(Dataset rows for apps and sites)
# # # # # # #

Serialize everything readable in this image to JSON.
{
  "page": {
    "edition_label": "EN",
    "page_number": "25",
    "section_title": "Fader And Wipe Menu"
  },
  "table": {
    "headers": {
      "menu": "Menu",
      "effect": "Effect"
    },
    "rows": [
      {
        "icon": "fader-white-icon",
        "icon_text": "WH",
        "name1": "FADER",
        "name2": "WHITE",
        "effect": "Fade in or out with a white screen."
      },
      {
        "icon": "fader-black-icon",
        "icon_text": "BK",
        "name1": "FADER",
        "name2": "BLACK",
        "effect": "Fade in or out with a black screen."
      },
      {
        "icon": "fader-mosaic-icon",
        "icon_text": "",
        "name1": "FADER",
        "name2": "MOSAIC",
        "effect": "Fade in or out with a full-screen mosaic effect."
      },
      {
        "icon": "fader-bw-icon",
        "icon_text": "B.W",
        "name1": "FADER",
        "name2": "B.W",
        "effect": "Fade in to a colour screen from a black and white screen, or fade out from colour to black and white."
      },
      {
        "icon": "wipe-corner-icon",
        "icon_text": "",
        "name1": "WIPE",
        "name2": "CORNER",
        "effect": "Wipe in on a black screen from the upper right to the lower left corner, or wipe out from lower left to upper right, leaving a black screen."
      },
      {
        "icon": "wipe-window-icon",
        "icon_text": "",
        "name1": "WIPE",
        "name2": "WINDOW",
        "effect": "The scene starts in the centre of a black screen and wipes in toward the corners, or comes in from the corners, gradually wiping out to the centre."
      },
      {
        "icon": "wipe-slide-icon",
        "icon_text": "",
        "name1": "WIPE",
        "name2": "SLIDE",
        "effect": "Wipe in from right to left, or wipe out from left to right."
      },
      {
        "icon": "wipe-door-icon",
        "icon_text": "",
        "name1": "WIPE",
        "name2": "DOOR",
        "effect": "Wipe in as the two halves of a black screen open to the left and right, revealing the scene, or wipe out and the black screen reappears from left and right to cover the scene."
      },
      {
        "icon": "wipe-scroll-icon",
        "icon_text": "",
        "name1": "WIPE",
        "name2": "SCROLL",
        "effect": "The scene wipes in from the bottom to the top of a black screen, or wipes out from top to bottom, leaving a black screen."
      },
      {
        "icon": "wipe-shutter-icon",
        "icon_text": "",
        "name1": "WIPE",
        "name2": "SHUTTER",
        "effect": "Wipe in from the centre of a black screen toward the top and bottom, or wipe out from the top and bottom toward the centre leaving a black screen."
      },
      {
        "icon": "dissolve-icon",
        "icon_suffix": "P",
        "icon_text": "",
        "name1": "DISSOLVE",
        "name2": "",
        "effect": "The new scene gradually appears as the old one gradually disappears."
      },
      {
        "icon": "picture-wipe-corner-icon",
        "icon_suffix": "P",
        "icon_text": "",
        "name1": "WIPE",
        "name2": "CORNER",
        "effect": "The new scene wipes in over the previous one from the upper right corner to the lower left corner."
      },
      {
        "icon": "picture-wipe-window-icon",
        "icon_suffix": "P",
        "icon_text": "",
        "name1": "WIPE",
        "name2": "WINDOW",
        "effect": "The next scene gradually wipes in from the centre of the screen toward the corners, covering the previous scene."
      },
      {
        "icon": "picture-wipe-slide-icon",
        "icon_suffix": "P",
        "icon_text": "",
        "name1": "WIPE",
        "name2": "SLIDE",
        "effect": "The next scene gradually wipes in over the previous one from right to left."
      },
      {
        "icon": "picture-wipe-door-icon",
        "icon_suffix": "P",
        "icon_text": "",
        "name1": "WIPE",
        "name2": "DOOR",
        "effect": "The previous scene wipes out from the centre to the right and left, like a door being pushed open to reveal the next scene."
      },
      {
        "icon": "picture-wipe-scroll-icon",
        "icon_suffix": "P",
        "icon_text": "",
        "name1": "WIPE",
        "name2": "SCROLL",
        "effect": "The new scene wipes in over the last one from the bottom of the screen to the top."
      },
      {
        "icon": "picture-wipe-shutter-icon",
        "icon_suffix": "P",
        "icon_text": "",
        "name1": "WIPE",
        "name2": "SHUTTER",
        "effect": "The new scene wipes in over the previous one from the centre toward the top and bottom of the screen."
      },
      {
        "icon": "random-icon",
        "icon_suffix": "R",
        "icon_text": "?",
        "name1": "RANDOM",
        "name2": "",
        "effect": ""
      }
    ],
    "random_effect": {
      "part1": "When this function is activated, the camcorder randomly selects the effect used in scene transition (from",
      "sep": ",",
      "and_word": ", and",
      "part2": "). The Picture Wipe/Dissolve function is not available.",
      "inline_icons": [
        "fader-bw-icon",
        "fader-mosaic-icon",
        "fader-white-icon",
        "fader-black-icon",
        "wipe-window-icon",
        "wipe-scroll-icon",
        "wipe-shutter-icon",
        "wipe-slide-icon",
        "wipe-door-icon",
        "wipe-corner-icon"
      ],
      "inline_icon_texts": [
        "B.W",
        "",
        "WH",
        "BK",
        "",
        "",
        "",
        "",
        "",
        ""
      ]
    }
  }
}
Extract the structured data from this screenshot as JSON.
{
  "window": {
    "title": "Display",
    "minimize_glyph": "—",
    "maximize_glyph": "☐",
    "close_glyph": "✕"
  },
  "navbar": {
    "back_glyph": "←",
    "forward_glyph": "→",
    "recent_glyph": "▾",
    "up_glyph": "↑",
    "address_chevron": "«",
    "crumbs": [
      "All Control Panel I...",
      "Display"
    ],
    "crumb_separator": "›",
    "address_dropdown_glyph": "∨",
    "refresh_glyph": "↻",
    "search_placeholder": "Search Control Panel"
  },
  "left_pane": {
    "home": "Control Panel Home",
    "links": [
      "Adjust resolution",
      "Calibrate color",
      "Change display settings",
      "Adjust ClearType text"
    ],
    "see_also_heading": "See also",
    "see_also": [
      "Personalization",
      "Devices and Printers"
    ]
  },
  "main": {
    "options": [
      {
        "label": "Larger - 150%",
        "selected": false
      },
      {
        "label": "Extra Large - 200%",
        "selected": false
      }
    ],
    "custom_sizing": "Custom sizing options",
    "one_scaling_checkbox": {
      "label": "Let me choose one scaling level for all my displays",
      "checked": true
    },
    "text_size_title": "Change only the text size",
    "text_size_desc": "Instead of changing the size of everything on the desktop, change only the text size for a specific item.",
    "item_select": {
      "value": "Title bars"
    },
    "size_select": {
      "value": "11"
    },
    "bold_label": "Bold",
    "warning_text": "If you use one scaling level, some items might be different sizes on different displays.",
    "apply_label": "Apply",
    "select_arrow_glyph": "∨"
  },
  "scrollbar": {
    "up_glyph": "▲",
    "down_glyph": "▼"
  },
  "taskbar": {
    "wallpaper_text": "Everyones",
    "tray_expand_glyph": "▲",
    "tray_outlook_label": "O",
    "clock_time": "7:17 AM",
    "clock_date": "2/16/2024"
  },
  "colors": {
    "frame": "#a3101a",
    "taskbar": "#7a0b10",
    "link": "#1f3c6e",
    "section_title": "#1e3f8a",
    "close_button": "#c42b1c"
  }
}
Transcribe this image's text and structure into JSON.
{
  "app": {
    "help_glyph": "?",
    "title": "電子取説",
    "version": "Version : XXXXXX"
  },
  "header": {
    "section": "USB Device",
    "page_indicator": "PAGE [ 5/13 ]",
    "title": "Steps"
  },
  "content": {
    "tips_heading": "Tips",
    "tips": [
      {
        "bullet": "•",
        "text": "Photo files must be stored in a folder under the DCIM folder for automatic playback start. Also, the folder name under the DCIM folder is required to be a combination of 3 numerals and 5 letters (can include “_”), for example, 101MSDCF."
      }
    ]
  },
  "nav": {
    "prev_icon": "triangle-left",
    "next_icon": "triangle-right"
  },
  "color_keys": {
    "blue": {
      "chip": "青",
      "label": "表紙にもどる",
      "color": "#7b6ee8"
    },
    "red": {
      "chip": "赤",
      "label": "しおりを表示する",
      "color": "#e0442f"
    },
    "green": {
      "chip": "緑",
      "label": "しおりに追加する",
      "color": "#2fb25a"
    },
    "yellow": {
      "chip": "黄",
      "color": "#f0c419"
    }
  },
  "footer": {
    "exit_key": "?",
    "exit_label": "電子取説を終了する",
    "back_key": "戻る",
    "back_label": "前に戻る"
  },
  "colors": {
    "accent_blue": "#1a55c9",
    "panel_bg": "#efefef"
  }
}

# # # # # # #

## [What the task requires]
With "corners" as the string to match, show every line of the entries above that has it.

## [Finished task]
        "effect": "The scene starts in the centre of a black screen and wipes in toward the corners, or comes in from the corners, gradually wiping out to the centre."
        "effect": "The next scene gradually wipes in from the centre of the screen toward the corners, covering the previous scene."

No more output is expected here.